What the exercise asks:
Your reply should be the entries, output word for word, with each picture omitted.

─── Data records ───

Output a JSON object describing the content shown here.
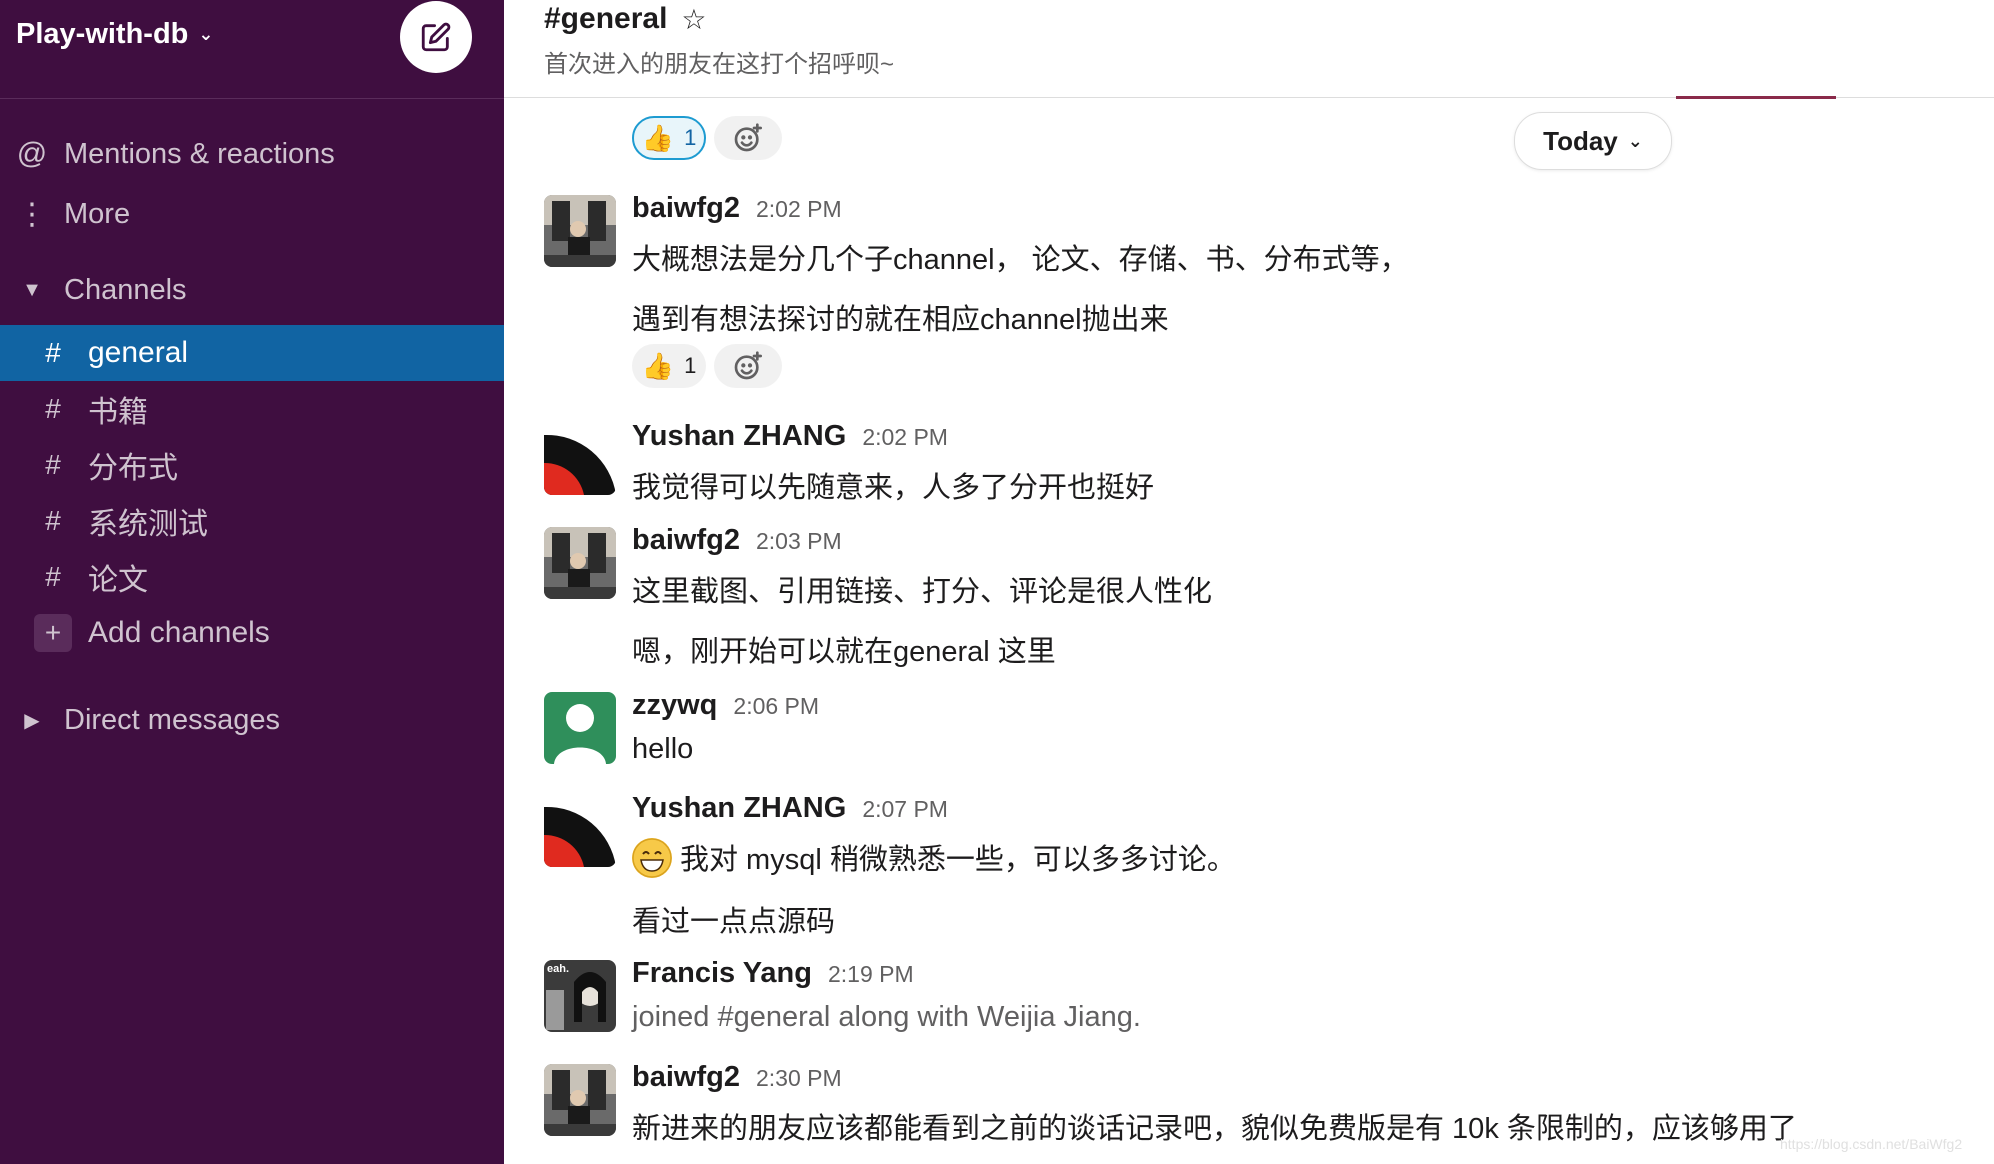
{
  "workspace": {
    "name": "Play-with-db"
  },
  "sidebar": {
    "mentions_label": "Mentions & reactions",
    "more_label": "More",
    "channels_label": "Channels",
    "channels": [
      {
        "name": "general",
        "active": true
      },
      {
        "name": "书籍",
        "active": false
      },
      {
        "name": "分布式",
        "active": false
      },
      {
        "name": "系统测试",
        "active": false
      },
      {
        "name": "论文",
        "active": false
      }
    ],
    "add_channels_label": "Add channels",
    "direct_messages_label": "Direct messages"
  },
  "header": {
    "title": "#general",
    "topic": "首次进入的朋友在这打个招呼呗~"
  },
  "today_label": "Today",
  "top_reaction": {
    "emoji": "👍",
    "count": "1"
  },
  "messages": [
    {
      "author": "baiwfg2",
      "time": "2:02 PM",
      "lines": [
        "大概想法是分几个子channel， 论文、存储、书、分布式等，",
        "遇到有想法探讨的就在相应channel抛出来"
      ],
      "reaction": {
        "emoji": "👍",
        "count": "1"
      }
    },
    {
      "author": "Yushan ZHANG",
      "time": "2:02 PM",
      "lines": [
        "我觉得可以先随意来，人多了分开也挺好"
      ]
    },
    {
      "author": "baiwfg2",
      "time": "2:03 PM",
      "lines": [
        "这里截图、引用链接、打分、评论是很人性化",
        "嗯，刚开始可以就在general 这里"
      ]
    },
    {
      "author": "zzywq",
      "time": "2:06 PM",
      "lines": [
        "hello"
      ]
    },
    {
      "author": "Yushan ZHANG",
      "time": "2:07 PM",
      "lines": [
        "我对 mysql 稍微熟悉一些，可以多多讨论。",
        "看过一点点源码"
      ]
    },
    {
      "author": "Francis Yang",
      "time": "2:19 PM",
      "lines": [
        "joined #general along with Weijia Jiang."
      ],
      "avatar_text": "eah."
    },
    {
      "author": "baiwfg2",
      "time": "2:30 PM",
      "lines": [
        "新进来的朋友应该都能看到之前的谈话记录吧，貌似免费版是有 10k 条限制的，应该够用了"
      ]
    }
  ],
  "watermark": "https://blog.csdn.net/BaiWfg2",
  "colors": {
    "sidebar_bg": "#3f0e40",
    "active_channel": "#1164a3",
    "link_blue": "#1264a3"
  }
}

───

Response to this exercise:
Output a JSON object describing the content shown here.
{
  "workspace": {
    "name": "Play-with-db"
  },
  "sidebar": {
    "mentions_label": "Mentions & reactions",
    "more_label": "More",
    "channels_label": "Channels",
    "channels": [
      {
        "name": "general",
        "active": true
      },
      {
        "name": "书籍",
        "active": false
      },
      {
        "name": "分布式",
        "active": false
      },
      {
        "name": "系统测试",
        "active": false
      },
      {
        "name": "论文",
        "active": false
      }
    ],
    "add_channels_label": "Add channels",
    "direct_messages_label": "Direct messages"
  },
  "header": {
    "title": "#general",
    "topic": "首次进入的朋友在这打个招呼呗~"
  },
  "today_label": "Today",
  "top_reaction": {
    "emoji": "👍",
    "count": "1"
  },
  "messages": [
    {
      "author": "baiwfg2",
      "time": "2:02 PM",
      "lines": [
        "大概想法是分几个子channel， 论文、存储、书、分布式等，",
        "遇到有想法探讨的就在相应channel抛出来"
      ],
      "reaction": {
        "emoji": "👍",
        "count": "1"
      }
    },
    {
      "author": "Yushan ZHANG",
      "time": "2:02 PM",
      "lines": [
        "我觉得可以先随意来，人多了分开也挺好"
      ]
    },
    {
      "author": "baiwfg2",
      "time": "2:03 PM",
      "lines": [
        "这里截图、引用链接、打分、评论是很人性化",
        "嗯，刚开始可以就在general 这里"
      ]
    },
    {
      "author": "zzywq",
      "time": "2:06 PM",
      "lines": [
        "hello"
      ]
    },
    {
      "author": "Yushan ZHANG",
      "time": "2:07 PM",
      "lines": [
        "我对 mysql 稍微熟悉一些，可以多多讨论。",
        "看过一点点源码"
      ]
    },
    {
      "author": "Francis Yang",
      "time": "2:19 PM",
      "lines": [
        "joined #general along with Weijia Jiang."
      ],
      "avatar_text": "eah."
    },
    {
      "author": "baiwfg2",
      "time": "2:30 PM",
      "lines": [
        "新进来的朋友应该都能看到之前的谈话记录吧，貌似免费版是有 10k 条限制的，应该够用了"
      ]
    }
  ],
  "watermark": "https://blog.csdn.net/BaiWfg2",
  "colors": {
    "sidebar_bg": "#3f0e40",
    "active_channel": "#1164a3",
    "link_blue": "#1264a3"
  }
}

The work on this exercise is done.